This is the name that Michigan fans are most interested in and might be the most-hyped recruit they have had since Rashan Gary. At first he committed to Michigan, then flipped to Alabama, then flipped back to Michigan during the early signing period. This kid is one of the elite athletes in the 2019 class and might be too good to keep off the field, but with nothing but a few weeks of fall camp, it might take some time for his role to be expanded. He will be out there quite a bit, one would assume.

The rest

Louis Grodman, fifth year

Grodman appeared in seven games last year and made one tackle.

Tyler Cochran, senior

Cochran appeared in all 13 games last season on special teams and was named the team’s most improved player on special teams after last season.

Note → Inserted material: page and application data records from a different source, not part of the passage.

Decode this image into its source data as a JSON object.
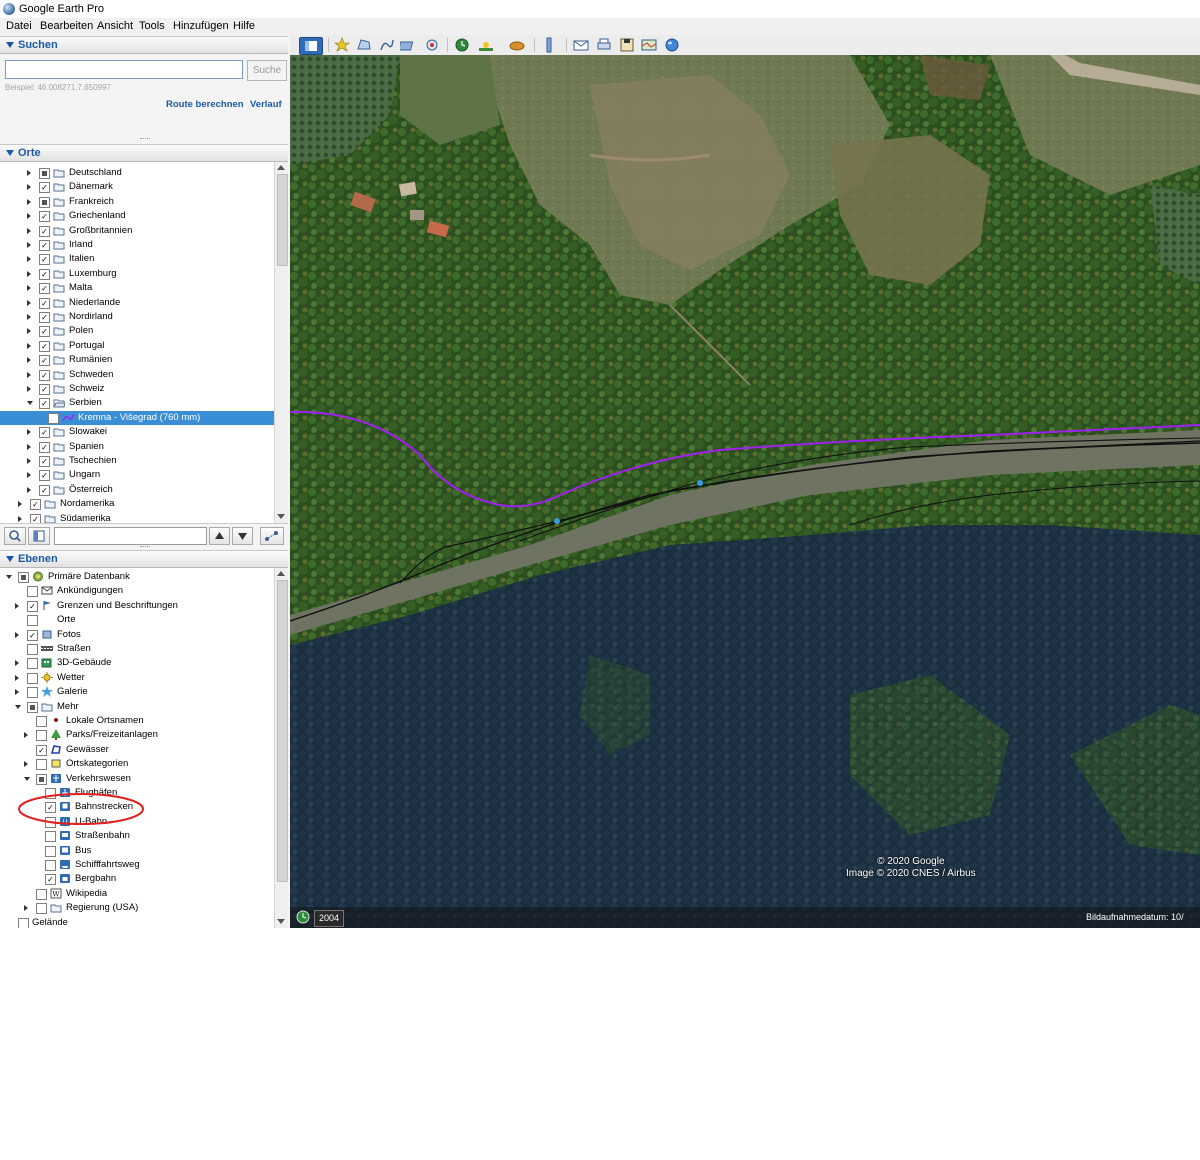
{
  "window": {
    "title": "Google Earth Pro"
  },
  "menu": [
    "Datei",
    "Bearbeiten",
    "Ansicht",
    "Tools",
    "Hinzufügen",
    "Hilfe"
  ],
  "search": {
    "header": "Suchen",
    "input_value": "",
    "button": "Suche",
    "example": "Beispiel: 46.008271,7.650997",
    "route_link": "Route berechnen",
    "history_link": "Verlauf"
  },
  "places": {
    "header": "Orte",
    "items": [
      {
        "label": "Deutschland",
        "depth": 3,
        "checked": "partial",
        "expanded": false,
        "icon": "folder-icon"
      },
      {
        "label": "Dänemark",
        "depth": 3,
        "checked": true,
        "expanded": false,
        "icon": "folder-icon"
      },
      {
        "label": "Frankreich",
        "depth": 3,
        "checked": "partial",
        "expanded": false,
        "icon": "folder-icon"
      },
      {
        "label": "Griechenland",
        "depth": 3,
        "checked": true,
        "expanded": false,
        "icon": "folder-icon"
      },
      {
        "label": "Großbritannien",
        "depth": 3,
        "checked": true,
        "expanded": false,
        "icon": "folder-icon"
      },
      {
        "label": "Irland",
        "depth": 3,
        "checked": true,
        "expanded": false,
        "icon": "folder-icon"
      },
      {
        "label": "Italien",
        "depth": 3,
        "checked": true,
        "expanded": false,
        "icon": "folder-icon"
      },
      {
        "label": "Luxemburg",
        "depth": 3,
        "checked": true,
        "expanded": false,
        "icon": "folder-icon"
      },
      {
        "label": "Malta",
        "depth": 3,
        "checked": true,
        "expanded": false,
        "icon": "folder-icon"
      },
      {
        "label": "Niederlande",
        "depth": 3,
        "checked": true,
        "expanded": false,
        "icon": "folder-icon"
      },
      {
        "label": "Nordirland",
        "depth": 3,
        "checked": true,
        "expanded": false,
        "icon": "folder-icon"
      },
      {
        "label": "Polen",
        "depth": 3,
        "checked": true,
        "expanded": false,
        "icon": "folder-icon"
      },
      {
        "label": "Portugal",
        "depth": 3,
        "checked": true,
        "expanded": false,
        "icon": "folder-icon"
      },
      {
        "label": "Rumänien",
        "depth": 3,
        "checked": true,
        "expanded": false,
        "icon": "folder-icon"
      },
      {
        "label": "Schweden",
        "depth": 3,
        "checked": true,
        "expanded": false,
        "icon": "folder-icon"
      },
      {
        "label": "Schweiz",
        "depth": 3,
        "checked": true,
        "expanded": false,
        "icon": "folder-icon"
      },
      {
        "label": "Serbien",
        "depth": 3,
        "checked": true,
        "expanded": true,
        "icon": "folder-open-icon"
      },
      {
        "label": "Kremna - Višegrad (760 mm)",
        "depth": 4,
        "checked": true,
        "expanded": null,
        "icon": "path-icon",
        "selected": true
      },
      {
        "label": "Slowakei",
        "depth": 3,
        "checked": true,
        "expanded": false,
        "icon": "folder-icon"
      },
      {
        "label": "Spanien",
        "depth": 3,
        "checked": true,
        "expanded": false,
        "icon": "folder-icon"
      },
      {
        "label": "Tschechien",
        "depth": 3,
        "checked": true,
        "expanded": false,
        "icon": "folder-icon"
      },
      {
        "label": "Ungarn",
        "depth": 3,
        "checked": true,
        "expanded": false,
        "icon": "folder-icon"
      },
      {
        "label": "Österreich",
        "depth": 3,
        "checked": true,
        "expanded": false,
        "icon": "folder-icon"
      },
      {
        "label": "Nordamerika",
        "depth": 2,
        "checked": true,
        "expanded": false,
        "icon": "folder-icon"
      },
      {
        "label": "Südamerika",
        "depth": 2,
        "checked": true,
        "expanded": false,
        "icon": "folder-icon"
      }
    ]
  },
  "layers": {
    "header": "Ebenen",
    "items": [
      {
        "label": "Primäre Datenbank",
        "depth": 0,
        "checked": "partial",
        "expanded": true,
        "icon": "database-icon"
      },
      {
        "label": "Ankündigungen",
        "depth": 1,
        "checked": false,
        "expanded": null,
        "icon": "envelope-icon"
      },
      {
        "label": "Grenzen und Beschriftungen",
        "depth": 1,
        "checked": true,
        "expanded": false,
        "icon": "flag-icon"
      },
      {
        "label": "Orte",
        "depth": 1,
        "checked": false,
        "expanded": null,
        "icon": "place-icon"
      },
      {
        "label": "Fotos",
        "depth": 1,
        "checked": true,
        "expanded": false,
        "icon": "photo-icon"
      },
      {
        "label": "Straßen",
        "depth": 1,
        "checked": false,
        "expanded": null,
        "icon": "road-icon"
      },
      {
        "label": "3D-Gebäude",
        "depth": 1,
        "checked": false,
        "expanded": false,
        "icon": "building-icon"
      },
      {
        "label": "Wetter",
        "depth": 1,
        "checked": false,
        "expanded": false,
        "icon": "sun-icon"
      },
      {
        "label": "Galerie",
        "depth": 1,
        "checked": false,
        "expanded": false,
        "icon": "star-icon"
      },
      {
        "label": "Mehr",
        "depth": 1,
        "checked": "partial",
        "expanded": true,
        "icon": "folder-icon"
      },
      {
        "label": "Lokale Ortsnamen",
        "depth": 2,
        "checked": false,
        "expanded": null,
        "icon": "dot-icon"
      },
      {
        "label": "Parks/Freizeitanlagen",
        "depth": 2,
        "checked": false,
        "expanded": false,
        "icon": "tree-icon"
      },
      {
        "label": "Gewässer",
        "depth": 2,
        "checked": true,
        "expanded": null,
        "icon": "water-icon"
      },
      {
        "label": "Ortskategorien",
        "depth": 2,
        "checked": false,
        "expanded": false,
        "icon": "category-icon"
      },
      {
        "label": "Verkehrswesen",
        "depth": 2,
        "checked": "partial",
        "expanded": true,
        "icon": "transport-icon"
      },
      {
        "label": "Flughäfen",
        "depth": 3,
        "checked": false,
        "expanded": null,
        "icon": "airport-icon"
      },
      {
        "label": "Bahnstrecken",
        "depth": 3,
        "checked": true,
        "expanded": null,
        "icon": "train-icon"
      },
      {
        "label": "U-Bahn",
        "depth": 3,
        "checked": false,
        "expanded": null,
        "icon": "subway-icon"
      },
      {
        "label": "Straßenbahn",
        "depth": 3,
        "checked": false,
        "expanded": null,
        "icon": "tram-icon"
      },
      {
        "label": "Bus",
        "depth": 3,
        "checked": false,
        "expanded": null,
        "icon": "bus-icon"
      },
      {
        "label": "Schifffahrtsweg",
        "depth": 3,
        "checked": false,
        "expanded": null,
        "icon": "ferry-icon"
      },
      {
        "label": "Bergbahn",
        "depth": 3,
        "checked": true,
        "expanded": null,
        "icon": "cablecar-icon"
      },
      {
        "label": "Wikipedia",
        "depth": 2,
        "checked": false,
        "expanded": null,
        "icon": "wikipedia-icon"
      },
      {
        "label": "Regierung (USA)",
        "depth": 2,
        "checked": false,
        "expanded": false,
        "icon": "folder-icon"
      },
      {
        "label": "Gelände",
        "depth": 0,
        "checked": false,
        "expanded": null,
        "icon": ""
      }
    ]
  },
  "map": {
    "copyright_line1": "© 2020 Google",
    "copyright_line2": "Image © 2020 CNES / Airbus",
    "historical_year": "2004",
    "imagery_date": "Bildaufnahmedatum: 10/"
  },
  "colors": {
    "accent": "#1c5aa6",
    "selection": "#3a8ed6",
    "track_purple": "#a020f0",
    "track_black": "#101010",
    "highlight_ellipse": "#e0201e"
  }
}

Quinten Johnson, freshman

Johnson, rated as a four-star prospect by 247Sports, is physical and looks the part of a college safety, but it’s probably going to take some time before we see him in the lineup.

Caden Kolesar, freshman

Kolesar, a three-star recruit, is a true freshman and a third-generation Wolverine after his father and grandfather both played for the program.


Right off the bat, it is important to note that safeties and corners may cross over a bit with roles in nickel and dime packages to be determined. Overall, Michigan has an All-Big Ten-caliber safety in Metellus leading the charge and a potential All-American-type of talent eventually in Hill, even if the hype has cooled on the true freshman a bit. Hawkins reminds me of Anthony Harris of the Minnesota Vikings in the way that Mike Zimmer would move him around and either play safety or in the slot in “Big Nickel” packages.

Safety play has been a concern for the Wolverines in recent memory, and there is certainly some boom-or-bust potential here, but the playmaking ability on the back end feels as high as it has been the last few years and it should be fun to watch these guys develop.

How do you feel about Michigan’s safety situation? Sound off in the comments below!